MS Word Shutdown: US Appeals Court Rejects Microsoft
Microsoft has lost another appeal to keep Microsoft Word 2007 on store shelves in its current form. An appeals court on Tuesday found that the company had infringed on Canadian firm i4i's patent for a built-in XML editor.
Microsoft and i4i aroused much attention back over the summer, when a U.S. District Court judge in Eastern Texas found that the Redmond-based software giant had infringed on the much smaller Toronto company's patent for an XML editor that is a critical part of the Office program Word.
Rather than immediately set about changing the program to avoid the patent conflict, Microsoft decided to fight on -- and it appears that it did so in a losing cause.

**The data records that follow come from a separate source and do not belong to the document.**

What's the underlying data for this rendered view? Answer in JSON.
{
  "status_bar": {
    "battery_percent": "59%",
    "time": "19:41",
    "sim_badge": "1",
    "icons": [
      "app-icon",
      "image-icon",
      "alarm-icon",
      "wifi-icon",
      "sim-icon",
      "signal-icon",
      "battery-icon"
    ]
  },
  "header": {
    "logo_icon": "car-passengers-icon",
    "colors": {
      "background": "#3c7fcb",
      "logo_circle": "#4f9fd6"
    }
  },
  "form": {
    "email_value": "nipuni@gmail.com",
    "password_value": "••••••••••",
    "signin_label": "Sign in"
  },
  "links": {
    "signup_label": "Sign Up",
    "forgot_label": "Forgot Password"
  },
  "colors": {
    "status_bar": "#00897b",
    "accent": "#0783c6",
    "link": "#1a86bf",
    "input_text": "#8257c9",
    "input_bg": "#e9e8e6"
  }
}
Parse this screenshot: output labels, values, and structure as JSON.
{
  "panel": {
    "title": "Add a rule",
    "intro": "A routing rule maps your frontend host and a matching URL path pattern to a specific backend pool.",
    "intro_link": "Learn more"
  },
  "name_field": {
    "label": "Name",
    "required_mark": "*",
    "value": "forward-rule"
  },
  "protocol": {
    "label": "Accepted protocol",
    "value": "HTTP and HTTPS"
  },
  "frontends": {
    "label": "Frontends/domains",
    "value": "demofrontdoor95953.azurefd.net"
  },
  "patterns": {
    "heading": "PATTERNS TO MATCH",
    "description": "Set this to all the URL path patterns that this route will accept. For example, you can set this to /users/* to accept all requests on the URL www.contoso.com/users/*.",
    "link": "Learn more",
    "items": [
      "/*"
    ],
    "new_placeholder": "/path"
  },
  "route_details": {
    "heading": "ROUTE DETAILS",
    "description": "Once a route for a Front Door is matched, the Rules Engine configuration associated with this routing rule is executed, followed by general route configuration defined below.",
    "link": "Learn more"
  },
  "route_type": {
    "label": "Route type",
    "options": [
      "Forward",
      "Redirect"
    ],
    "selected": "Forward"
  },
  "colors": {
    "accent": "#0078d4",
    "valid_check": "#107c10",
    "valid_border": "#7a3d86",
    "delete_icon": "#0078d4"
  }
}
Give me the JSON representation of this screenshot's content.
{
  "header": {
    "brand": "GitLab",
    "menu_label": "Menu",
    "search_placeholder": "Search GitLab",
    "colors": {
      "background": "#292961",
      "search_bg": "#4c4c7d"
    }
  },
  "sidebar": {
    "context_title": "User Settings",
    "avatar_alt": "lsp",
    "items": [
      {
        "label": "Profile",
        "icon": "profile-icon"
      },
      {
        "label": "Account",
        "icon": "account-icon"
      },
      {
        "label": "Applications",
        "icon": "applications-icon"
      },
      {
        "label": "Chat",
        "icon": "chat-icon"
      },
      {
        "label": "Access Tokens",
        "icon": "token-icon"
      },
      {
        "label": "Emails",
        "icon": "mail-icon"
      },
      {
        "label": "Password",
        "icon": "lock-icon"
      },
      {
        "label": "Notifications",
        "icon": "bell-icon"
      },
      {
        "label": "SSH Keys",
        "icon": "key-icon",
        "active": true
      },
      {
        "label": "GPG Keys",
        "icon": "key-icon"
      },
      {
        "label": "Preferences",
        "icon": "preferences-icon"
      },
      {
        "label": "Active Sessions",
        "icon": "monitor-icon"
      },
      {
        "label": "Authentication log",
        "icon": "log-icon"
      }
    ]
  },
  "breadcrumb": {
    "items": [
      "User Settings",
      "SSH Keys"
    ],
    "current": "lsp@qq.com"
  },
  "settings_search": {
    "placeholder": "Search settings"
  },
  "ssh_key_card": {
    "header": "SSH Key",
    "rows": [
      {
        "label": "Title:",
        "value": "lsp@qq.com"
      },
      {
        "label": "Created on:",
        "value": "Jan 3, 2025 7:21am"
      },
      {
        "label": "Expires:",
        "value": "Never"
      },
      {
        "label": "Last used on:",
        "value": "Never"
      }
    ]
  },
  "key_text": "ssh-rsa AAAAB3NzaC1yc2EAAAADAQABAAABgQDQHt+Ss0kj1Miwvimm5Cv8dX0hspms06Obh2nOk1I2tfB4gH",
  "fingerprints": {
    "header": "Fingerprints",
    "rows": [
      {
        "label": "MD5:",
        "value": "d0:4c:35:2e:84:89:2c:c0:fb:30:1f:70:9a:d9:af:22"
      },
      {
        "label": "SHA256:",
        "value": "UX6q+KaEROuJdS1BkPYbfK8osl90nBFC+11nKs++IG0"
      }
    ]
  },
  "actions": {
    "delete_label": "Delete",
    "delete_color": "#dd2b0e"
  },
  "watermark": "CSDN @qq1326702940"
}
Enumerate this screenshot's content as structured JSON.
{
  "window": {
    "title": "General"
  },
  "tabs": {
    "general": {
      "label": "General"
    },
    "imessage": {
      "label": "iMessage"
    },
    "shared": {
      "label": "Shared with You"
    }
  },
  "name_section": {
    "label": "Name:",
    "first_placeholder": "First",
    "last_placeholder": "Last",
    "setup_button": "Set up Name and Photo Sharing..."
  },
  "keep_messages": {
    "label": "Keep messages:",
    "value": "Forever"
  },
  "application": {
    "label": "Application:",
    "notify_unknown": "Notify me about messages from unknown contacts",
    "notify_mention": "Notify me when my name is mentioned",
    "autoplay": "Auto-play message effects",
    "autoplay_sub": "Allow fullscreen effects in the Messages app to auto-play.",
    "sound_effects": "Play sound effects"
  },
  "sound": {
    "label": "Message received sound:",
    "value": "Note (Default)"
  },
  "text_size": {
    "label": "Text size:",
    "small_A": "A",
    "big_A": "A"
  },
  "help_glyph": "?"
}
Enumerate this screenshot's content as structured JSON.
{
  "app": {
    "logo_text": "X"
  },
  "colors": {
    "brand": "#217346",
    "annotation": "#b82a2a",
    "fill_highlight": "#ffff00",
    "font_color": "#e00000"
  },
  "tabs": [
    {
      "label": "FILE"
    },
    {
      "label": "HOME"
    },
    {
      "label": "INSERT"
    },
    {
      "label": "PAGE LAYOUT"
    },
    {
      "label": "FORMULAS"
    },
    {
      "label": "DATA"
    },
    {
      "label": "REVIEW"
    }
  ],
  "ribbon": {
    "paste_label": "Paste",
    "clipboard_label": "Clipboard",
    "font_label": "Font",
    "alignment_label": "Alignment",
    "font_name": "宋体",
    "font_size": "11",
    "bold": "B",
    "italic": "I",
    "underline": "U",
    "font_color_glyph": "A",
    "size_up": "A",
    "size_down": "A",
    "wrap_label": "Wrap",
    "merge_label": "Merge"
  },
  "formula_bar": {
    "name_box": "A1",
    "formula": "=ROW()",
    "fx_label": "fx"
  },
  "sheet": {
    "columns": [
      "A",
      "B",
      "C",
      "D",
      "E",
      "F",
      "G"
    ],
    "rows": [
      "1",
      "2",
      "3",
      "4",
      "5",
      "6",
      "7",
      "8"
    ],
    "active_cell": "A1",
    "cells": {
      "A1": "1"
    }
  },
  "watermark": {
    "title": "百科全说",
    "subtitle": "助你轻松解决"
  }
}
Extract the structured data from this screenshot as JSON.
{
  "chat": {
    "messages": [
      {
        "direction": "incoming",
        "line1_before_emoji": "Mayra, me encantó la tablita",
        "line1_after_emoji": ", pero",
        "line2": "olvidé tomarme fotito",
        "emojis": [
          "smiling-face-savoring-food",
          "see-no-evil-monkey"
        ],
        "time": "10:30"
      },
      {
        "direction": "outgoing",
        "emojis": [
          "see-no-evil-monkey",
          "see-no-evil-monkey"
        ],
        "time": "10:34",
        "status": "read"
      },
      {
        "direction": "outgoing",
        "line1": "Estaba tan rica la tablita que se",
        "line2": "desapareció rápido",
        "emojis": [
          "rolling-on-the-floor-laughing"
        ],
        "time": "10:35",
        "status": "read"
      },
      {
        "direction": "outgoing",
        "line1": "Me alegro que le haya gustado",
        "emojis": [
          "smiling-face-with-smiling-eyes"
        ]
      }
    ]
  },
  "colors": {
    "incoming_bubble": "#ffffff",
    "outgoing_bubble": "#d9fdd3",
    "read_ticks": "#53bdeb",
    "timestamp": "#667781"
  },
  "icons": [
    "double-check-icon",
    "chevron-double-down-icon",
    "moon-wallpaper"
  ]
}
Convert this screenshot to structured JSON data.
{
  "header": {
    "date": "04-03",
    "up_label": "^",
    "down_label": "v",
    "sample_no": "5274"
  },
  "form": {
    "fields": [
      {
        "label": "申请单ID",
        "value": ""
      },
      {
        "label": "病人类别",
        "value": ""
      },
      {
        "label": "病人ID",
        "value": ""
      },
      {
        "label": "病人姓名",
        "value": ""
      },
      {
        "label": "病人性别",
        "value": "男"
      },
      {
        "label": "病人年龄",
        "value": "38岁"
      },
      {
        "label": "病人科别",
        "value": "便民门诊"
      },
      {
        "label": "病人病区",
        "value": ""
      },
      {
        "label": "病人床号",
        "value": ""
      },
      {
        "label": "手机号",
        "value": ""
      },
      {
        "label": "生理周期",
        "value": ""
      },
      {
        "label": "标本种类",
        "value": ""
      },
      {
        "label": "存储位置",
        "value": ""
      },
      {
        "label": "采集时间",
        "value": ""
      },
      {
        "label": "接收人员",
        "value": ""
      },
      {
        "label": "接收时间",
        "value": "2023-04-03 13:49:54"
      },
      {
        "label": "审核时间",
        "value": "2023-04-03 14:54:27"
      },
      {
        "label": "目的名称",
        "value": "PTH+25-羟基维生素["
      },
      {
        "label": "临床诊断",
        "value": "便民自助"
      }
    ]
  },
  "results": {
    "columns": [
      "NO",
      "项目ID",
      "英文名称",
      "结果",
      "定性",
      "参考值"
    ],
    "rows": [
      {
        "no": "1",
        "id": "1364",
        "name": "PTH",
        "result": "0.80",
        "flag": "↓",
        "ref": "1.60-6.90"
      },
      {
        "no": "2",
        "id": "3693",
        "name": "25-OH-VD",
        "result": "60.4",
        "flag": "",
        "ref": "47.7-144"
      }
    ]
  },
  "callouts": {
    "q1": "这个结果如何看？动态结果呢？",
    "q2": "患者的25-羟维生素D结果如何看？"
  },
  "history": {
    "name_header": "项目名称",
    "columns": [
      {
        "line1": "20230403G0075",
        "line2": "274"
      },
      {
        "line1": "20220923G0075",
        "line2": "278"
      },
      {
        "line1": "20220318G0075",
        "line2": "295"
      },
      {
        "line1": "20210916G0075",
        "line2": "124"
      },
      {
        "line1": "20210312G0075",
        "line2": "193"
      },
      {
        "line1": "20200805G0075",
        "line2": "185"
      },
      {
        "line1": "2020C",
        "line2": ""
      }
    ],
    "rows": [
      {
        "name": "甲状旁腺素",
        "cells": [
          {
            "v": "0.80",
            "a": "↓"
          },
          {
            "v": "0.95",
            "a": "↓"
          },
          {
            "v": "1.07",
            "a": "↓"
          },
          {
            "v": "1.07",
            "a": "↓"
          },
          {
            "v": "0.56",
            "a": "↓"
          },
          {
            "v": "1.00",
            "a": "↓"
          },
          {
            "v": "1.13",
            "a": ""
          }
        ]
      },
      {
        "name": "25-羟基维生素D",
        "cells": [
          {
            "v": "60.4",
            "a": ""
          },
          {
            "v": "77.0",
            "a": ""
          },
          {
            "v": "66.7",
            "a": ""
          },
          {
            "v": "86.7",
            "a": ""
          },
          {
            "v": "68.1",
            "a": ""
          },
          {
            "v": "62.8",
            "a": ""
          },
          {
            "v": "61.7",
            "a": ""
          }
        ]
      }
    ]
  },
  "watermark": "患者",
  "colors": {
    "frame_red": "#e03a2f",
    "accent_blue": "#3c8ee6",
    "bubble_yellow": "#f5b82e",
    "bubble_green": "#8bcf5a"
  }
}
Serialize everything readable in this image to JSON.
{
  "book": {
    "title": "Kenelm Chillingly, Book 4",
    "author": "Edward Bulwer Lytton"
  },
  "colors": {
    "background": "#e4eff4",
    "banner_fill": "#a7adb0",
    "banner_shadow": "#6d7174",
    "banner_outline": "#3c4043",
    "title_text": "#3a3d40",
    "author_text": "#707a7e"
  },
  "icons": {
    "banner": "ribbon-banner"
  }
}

U.S. Court of Appeals Sets Jan. 11 Deadline
"In this case, a small company was practicing its patent, only to suffer a loss of market share, brand recognition, and customer goodwill as the result of the defendant's infringing acts," the U.S. Court of Appeals said Tuesday. (Source: informationweek.com)
Microsoft has until January 11 to remove the conflict XML editor and replace it with something else. The Redmond company will be barred from selling versions of its popular word processing software so long as it includes documents saved in the .XML, .DOCX or .DOCM formats. (Source: cnet.com)
Microsoft Vows to Change MS Word
Surprisingly, it seems Microsoft is ready to admit the game is lost and remove the offending technology from Word.
In a statement, the company strongly suggested that it has been preparing for this result and has the capability to adapt the XML editor so as to not rip off i4i. "With respect to Microsoft Word 2007 and Microsoft Office 2007, we have been preparing for this possibility since the District Court issued its injunction," Microsoft said in a statement.
Furthermore, Microsoft doesn't expect the issue to prevent home or business users from getting their hands on copies of Word. "We expect to have copies of Microsoft Word 2007 and Office 2007, with this feature removed, available for U.S. sale and distribution by the injunction date."
The appeals court decision appears to have marked the end to a lengthy battle between i4i and Microsoft, which started with the Canadian company's original suit in 2007.